Nina Revoyr ’s third novel is as different in subject matter as her previous two were from each other. So far she’s chronicled girl basketball players , civil unrest in Watts and now the silent film era: The Age of Dreaming is the story of Jun Nakayama, a Japanese American star of the silents who—when a new part comes his way for the first time in decades—is forced to reflect on the abrupt end of his career. The reasons are as scandalous as an unsolved murder and as subtle as the growing anti-Japanese sentiments he tried to brush off. The through-line that draws me to Revoyr’s work again and again—besides her insider’s renderings of Los Angeles ’ many dark and beautiful sides—is her depiction of characters who are reluctantly shaken out of their passivity. It’s easy enough to write about characters who are brave or even tragic, but it takes serious skill to write about polite, reserved people whose very nature defies the nature of plot. Jun, despite being a ham, hates to

pretend to be a cheerleader, save the world

The next best thing to running away and joining the circus is taking the Gold Line downtown to see Cirque Berzerk , which AK, Christine, Jody and I did Saturday night. I wore my Peninsula Gymnastics Camp T-shirt (another find from my dad’s attic ) in hopes that the performers would acknowledge me as someone who could, at one point in her life, do a back flip. Miraculously, I made it through the show without imploding from envy. Despite Chantal Durelli’s ass-kicking-pin-up-girl trapeze poses (some of which I did in my trapeze class —!—but one at a time and with a lot of grunting and resting in between). Despite an amazing five-person trapeze act which combined extreme physical fitness and artistry with the one thing that seems more difficult in my opinion: group work. Despite the mesmerizing splits, handstands and pretzel-bends-on-steroids performed by contortionist Hayley Kent . She was a voluptuous girl, not a skinny Ukrainian rhythmic gymnast, which is the body type I usu
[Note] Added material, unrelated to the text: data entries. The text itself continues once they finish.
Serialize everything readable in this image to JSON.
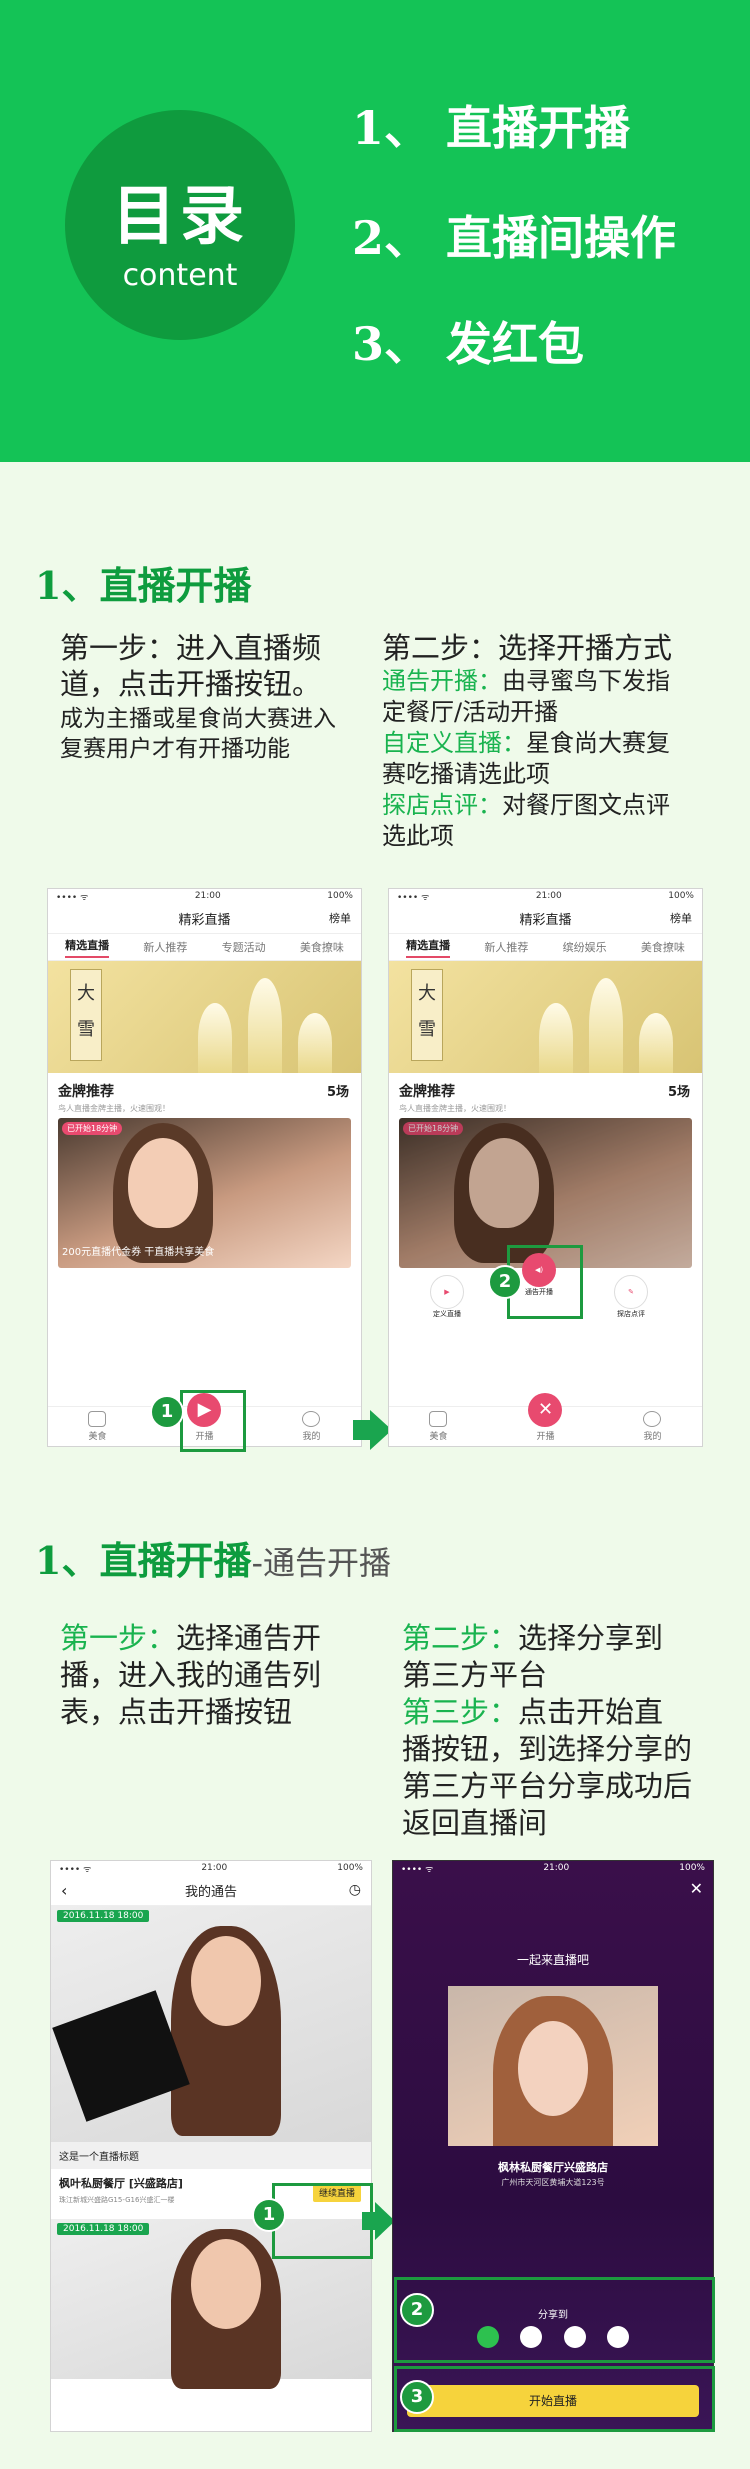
{
  "header": {
    "circle_title": "目录",
    "circle_sub": "content",
    "toc": [
      "1、 直播开播",
      "2、 直播间操作",
      "3、 发红包"
    ]
  },
  "section1": {
    "title": "1、直播开播",
    "step1": {
      "title": "第一步：进入直播频道，点击开播按钮。",
      "desc": "成为主播或星食尚大赛进入复赛用户才有开播功能"
    },
    "step2": {
      "title": "第二步：选择开播方式",
      "o1_label": "通告开播：",
      "o1_desc": "由寻蜜鸟下发指定餐厅/活动开播",
      "o2_label": "自定义直播：",
      "o2_desc": "星食尚大赛复赛吃播请选此项",
      "o3_label": "探店点评：",
      "o3_desc": "对餐厅图文点评选此项"
    }
  },
  "phone_app": {
    "time": "21:00",
    "battery": "100%",
    "signal": "•••• ᯤ",
    "nav_title": "精彩直播",
    "nav_right": "榜单",
    "tabs_a": [
      "精选直播",
      "新人推荐",
      "专题活动",
      "美食撩味"
    ],
    "tabs_b": [
      "精选直播",
      "新人推荐",
      "缤纷娱乐",
      "美食撩味"
    ],
    "banner_text": "大雪",
    "gold_title": "金牌推荐",
    "gold_count": "5场",
    "gold_sub": "鸟人直播金牌主播，火速围观！",
    "live_tag": "已开始18分钟",
    "caption": "200元直播代金券 干直播共享美食",
    "bottom": [
      "美食",
      "开播",
      "我的"
    ],
    "popup": [
      "定义直播",
      "通告开播",
      "探店点评"
    ]
  },
  "section2": {
    "title": "1、直播开播",
    "title_suffix": "-通告开播",
    "left_label": "第一步：",
    "left_desc": "选择通告开播，进入我的通告列表，点击开播按钮",
    "r2_label": "第二步：",
    "r2_desc": "选择分享到第三方平台",
    "r3_label": "第三步：",
    "r3_desc": "点击开始直播按钮，到选择分享的第三方平台分享成功后返回直播间"
  },
  "notice_phone": {
    "time": "21:00",
    "battery": "100%",
    "title": "我的通告",
    "date": "2016.11.18  18:00",
    "live_title": "这是一个直播标题",
    "restaurant": "枫叶私厨餐厅 [兴盛路店]",
    "address": "珠江新城兴盛路G15-G16兴盛汇一楼",
    "continue_btn": "继续直播"
  },
  "share_phone": {
    "time": "21:00",
    "battery": "100%",
    "title": "一起来直播吧",
    "restaurant": "枫林私厨餐厅兴盛路店",
    "address": "广州市天河区黄埔大道123号",
    "share_label": "分享到",
    "start_btn": "开始直播"
  },
  "markers": [
    "1",
    "2",
    "3"
  ]
}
platypus, as promised

This is Patty, the homemade platypus who served as a visual aid for my third grade animal report. Yeah, I was one of those obnoxious kids who always had great school projects and Halloween costumes because my parents were crafters. They were careful not to cross the line between helping and doing--I made the patterns for Patty's feet and bill and probably stuffed her--but I wasn't exactly an ace with the sewing machine at age eight, you know? My children will not be so lucky: It'll be store-bought plastic super hero costumes all the way unless they can convince one of their crafty aunts to take pity on them. But as I wisely noted myself in the short story " Why Wasn't I Invited? " life isn't fair . I'm also posting pics of some other items I found while going through the attic at my dad's house. Please note: I will have irrationally violent thoughts toward any commenter who makes fun of my ponies or stuffed animals. I know for a fact that they all